I’ve noticed that evening comes earlier now. Rocking the baby to bed at 830 pm, it seems to be pretty dark out. These steaming days of late August will carry on into September as usual, but they are but the opening notes of Summer’s grand finale.
I welcome autumn. I won’t miss the humidity, or the mosquitoes. I won’t miss the stress of taking non-swimmers to the pool. I won’t miss these “relaxing” days of summer that, frankly, this summer, were not.
Maybe I just don’t know how to relax. Maybe I just can’t relax without my husband here to take care of all the worrying and fussing and the what-ifs.
At the grocery store yesterday, Katie had a non sequitor question: “Mommy, is it almost time for Halloween?” I told her no.
“Then why is all the Halloween candy out?” And I looked up from trying to keep Mary pinned to the seat while selecting bagels and checking my list and reminding myself not to forget the half-and-half which I did later, after all, forget. Sure enough, the seasonal display had heaps of orange and black wrapped treats.
“They do it to drive mothers nuts,” said a smiling woman pushing her own child-filled cart in passing. I then lost myself in thoughts of how brilliant these marketers were to put the candy out early, so you buy it so you don’t have to think about it any more, then you eat it, or you forget that you bought it, and you buy more – genius! I almost missed her second line, which I heard with perfect Doppler Effect:

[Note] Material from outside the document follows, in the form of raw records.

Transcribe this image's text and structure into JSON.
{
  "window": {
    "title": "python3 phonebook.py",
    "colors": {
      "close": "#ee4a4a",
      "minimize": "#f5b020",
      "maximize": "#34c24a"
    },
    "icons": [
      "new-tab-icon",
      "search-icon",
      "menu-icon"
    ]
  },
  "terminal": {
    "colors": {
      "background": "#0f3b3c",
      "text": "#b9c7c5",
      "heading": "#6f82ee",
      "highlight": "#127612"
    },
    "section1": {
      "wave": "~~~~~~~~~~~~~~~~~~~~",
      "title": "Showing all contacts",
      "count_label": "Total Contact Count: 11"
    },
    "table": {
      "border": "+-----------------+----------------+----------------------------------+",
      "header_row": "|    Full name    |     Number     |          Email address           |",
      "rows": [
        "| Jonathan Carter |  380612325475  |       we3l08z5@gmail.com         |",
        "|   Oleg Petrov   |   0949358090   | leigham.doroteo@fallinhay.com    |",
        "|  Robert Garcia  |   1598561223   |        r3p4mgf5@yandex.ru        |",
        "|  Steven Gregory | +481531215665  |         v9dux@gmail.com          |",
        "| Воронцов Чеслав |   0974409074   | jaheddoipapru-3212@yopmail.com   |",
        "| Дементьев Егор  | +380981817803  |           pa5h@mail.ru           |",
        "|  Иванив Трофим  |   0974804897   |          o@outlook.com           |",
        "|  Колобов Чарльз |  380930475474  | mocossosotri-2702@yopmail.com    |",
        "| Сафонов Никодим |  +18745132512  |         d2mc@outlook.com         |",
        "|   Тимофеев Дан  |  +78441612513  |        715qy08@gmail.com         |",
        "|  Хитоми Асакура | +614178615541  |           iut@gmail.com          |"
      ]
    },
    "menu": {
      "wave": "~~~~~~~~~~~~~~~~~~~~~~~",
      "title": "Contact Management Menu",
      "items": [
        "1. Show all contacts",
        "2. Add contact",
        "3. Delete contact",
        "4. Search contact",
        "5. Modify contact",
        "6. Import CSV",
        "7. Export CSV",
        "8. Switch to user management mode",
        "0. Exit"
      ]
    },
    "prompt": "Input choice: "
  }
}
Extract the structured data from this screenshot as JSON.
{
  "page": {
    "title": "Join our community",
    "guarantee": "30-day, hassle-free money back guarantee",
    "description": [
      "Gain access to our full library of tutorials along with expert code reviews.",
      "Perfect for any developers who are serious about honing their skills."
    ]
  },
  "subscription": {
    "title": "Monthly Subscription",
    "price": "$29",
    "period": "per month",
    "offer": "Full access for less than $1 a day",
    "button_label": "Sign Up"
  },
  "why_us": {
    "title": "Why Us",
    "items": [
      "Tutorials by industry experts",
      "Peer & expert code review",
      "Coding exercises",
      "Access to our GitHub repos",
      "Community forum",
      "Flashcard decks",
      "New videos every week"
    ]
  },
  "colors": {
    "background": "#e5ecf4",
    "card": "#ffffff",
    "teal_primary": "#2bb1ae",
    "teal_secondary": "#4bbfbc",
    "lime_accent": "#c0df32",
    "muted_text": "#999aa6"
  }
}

“They’ll have the Christmas candy out before you know it.”
Oh, I hope so. More than I welcome the cool days of fall and the beauty of changing leaves and the comfort of a school routine and the return to hot food to warm chilly bodies, I long for the approach of winter and the return of my husband. May the days fly by.
He left seven weeks ago today. We have 19 more to go. It’s not that long; we’ve survived worse, I keep reminding myself. Not too long ago, seven weeks seemed like an eternity. Now, it seems like nothing compared to what I have left to do. In twelve weeks, seven weeks will again, likely, seem like an eternity.
But it will come. And then I will hope once more for time to stand still.